In this exercise, reproduce the whole listing exactly.
*** Opening Supplied material ***
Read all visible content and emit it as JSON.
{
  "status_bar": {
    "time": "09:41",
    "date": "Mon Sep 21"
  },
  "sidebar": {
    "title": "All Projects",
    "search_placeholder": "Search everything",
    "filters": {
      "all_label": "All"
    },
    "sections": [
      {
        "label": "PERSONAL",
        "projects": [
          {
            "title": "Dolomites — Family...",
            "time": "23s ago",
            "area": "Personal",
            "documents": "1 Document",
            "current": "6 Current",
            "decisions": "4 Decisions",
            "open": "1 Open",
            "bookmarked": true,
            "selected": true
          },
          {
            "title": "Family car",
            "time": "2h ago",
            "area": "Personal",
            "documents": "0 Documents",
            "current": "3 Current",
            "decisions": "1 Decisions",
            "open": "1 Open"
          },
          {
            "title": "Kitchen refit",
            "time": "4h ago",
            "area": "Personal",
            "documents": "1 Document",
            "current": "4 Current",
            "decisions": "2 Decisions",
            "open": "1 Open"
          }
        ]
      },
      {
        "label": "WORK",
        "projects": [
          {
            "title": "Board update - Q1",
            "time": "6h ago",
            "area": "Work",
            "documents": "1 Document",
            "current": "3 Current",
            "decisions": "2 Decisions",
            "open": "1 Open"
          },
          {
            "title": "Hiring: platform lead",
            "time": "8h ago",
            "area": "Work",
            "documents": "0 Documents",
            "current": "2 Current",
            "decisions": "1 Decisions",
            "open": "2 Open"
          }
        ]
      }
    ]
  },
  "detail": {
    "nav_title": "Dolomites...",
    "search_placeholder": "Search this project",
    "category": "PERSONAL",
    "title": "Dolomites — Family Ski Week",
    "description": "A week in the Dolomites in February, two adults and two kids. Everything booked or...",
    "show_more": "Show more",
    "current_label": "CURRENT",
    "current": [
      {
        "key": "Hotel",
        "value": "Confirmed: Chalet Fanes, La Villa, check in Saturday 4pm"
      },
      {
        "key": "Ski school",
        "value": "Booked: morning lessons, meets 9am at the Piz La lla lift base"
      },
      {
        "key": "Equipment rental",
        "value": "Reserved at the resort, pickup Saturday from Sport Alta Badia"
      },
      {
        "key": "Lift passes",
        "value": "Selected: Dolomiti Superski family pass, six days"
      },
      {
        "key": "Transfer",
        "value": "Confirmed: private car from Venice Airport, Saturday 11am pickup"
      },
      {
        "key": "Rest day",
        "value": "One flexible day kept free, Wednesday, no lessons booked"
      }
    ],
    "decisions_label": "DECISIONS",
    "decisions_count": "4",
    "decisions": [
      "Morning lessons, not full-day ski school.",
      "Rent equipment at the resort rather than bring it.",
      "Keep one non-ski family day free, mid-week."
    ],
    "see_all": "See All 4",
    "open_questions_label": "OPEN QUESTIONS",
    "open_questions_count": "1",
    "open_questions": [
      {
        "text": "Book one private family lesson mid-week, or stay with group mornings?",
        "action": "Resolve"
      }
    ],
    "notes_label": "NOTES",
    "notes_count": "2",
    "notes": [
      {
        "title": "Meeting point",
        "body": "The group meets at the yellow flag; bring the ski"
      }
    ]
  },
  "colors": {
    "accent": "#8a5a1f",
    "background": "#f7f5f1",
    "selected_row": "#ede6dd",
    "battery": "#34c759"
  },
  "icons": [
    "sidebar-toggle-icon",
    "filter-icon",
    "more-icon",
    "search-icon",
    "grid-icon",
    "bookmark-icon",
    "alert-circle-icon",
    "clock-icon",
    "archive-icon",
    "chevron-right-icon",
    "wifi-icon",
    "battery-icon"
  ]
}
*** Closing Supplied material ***
#### Answer for this exercise
Read all visible content and emit it as JSON.
{
  "status_bar": {
    "time": "09:41",
    "date": "Mon Sep 21"
  },
  "sidebar": {
    "title": "All Projects",
    "search_placeholder": "Search everything",
    "filters": {
      "all_label": "All"
    },
    "sections": [
      {
        "label": "PERSONAL",
        "projects": [
          {
            "title": "Dolomites — Family...",
            "time": "23s ago",
            "area": "Personal",
            "documents": "1 Document",
            "current": "6 Current",
            "decisions": "4 Decisions",
            "open": "1 Open",
            "bookmarked": true,
            "selected": true
          },
          {
            "title": "Family car",
            "time": "2h ago",
            "area": "Personal",
            "documents": "0 Documents",
            "current": "3 Current",
            "decisions": "1 Decisions",
            "open": "1 Open"
          },
          {
            "title": "Kitchen refit",
            "time": "4h ago",
            "area": "Personal",
            "documents": "1 Document",
            "current": "4 Current",
            "decisions": "2 Decisions",
            "open": "1 Open"
          }
        ]
      },
      {
        "label": "WORK",
        "projects": [
          {
            "title": "Board update - Q1",
            "time": "6h ago",
            "area": "Work",
            "documents": "1 Document",
            "current": "3 Current",
            "decisions": "2 Decisions",
            "open": "1 Open"
          },
          {
            "title": "Hiring: platform lead",
            "time": "8h ago",
            "area": "Work",
            "documents": "0 Documents",
            "current": "2 Current",
            "decisions": "1 Decisions",
            "open": "2 Open"
          }
        ]
      }
    ]
  },
  "detail": {
    "nav_title": "Dolomites...",
    "search_placeholder": "Search this project",
    "category": "PERSONAL",
    "title": "Dolomites — Family Ski Week",
    "description": "A week in the Dolomites in February, two adults and two kids. Everything booked or...",
    "show_more": "Show more",
    "current_label": "CURRENT",
    "current": [
      {
        "key": "Hotel",
        "value": "Confirmed: Chalet Fanes, La Villa, check in Saturday 4pm"
      },
      {
        "key": "Ski school",
        "value": "Booked: morning lessons, meets 9am at the Piz La lla lift base"
      },
      {
        "key": "Equipment rental",
        "value": "Reserved at the resort, pickup Saturday from Sport Alta Badia"
      },
      {
        "key": "Lift passes",
        "value": "Selected: Dolomiti Superski family pass, six days"
      },
      {
        "key": "Transfer",
        "value": "Confirmed: private car from Venice Airport, Saturday 11am pickup"
      },
      {
        "key": "Rest day",
        "value": "One flexible day kept free, Wednesday, no lessons booked"
      }
    ],
    "decisions_label": "DECISIONS",
    "decisions_count": "4",
    "decisions": [
      "Morning lessons, not full-day ski school.",
      "Rent equipment at the resort rather than bring it.",
      "Keep one non-ski family day free, mid-week."
    ],
    "see_all": "See All 4",
    "open_questions_label": "OPEN QUESTIONS",
    "open_questions_count": "1",
    "open_questions": [
      {
        "text": "Book one private family lesson mid-week, or stay with group mornings?",
        "action": "Resolve"
      }
    ],
    "notes_label": "NOTES",
    "notes_count": "2",
    "notes": [
      {
        "title": "Meeting point",
        "body": "The group meets at the yellow flag; bring the ski"
      }
    ]
  },
  "colors": {
    "accent": "#8a5a1f",
    "background": "#f7f5f1",
    "selected_row": "#ede6dd",
    "battery": "#34c759"
  },
  "icons": [
    "sidebar-toggle-icon",
    "filter-icon",
    "more-icon",
    "search-icon",
    "grid-icon",
    "bookmark-icon",
    "alert-circle-icon",
    "clock-icon",
    "archive-icon",
    "chevron-right-icon",
    "wifi-icon",
    "battery-icon"
  ]
}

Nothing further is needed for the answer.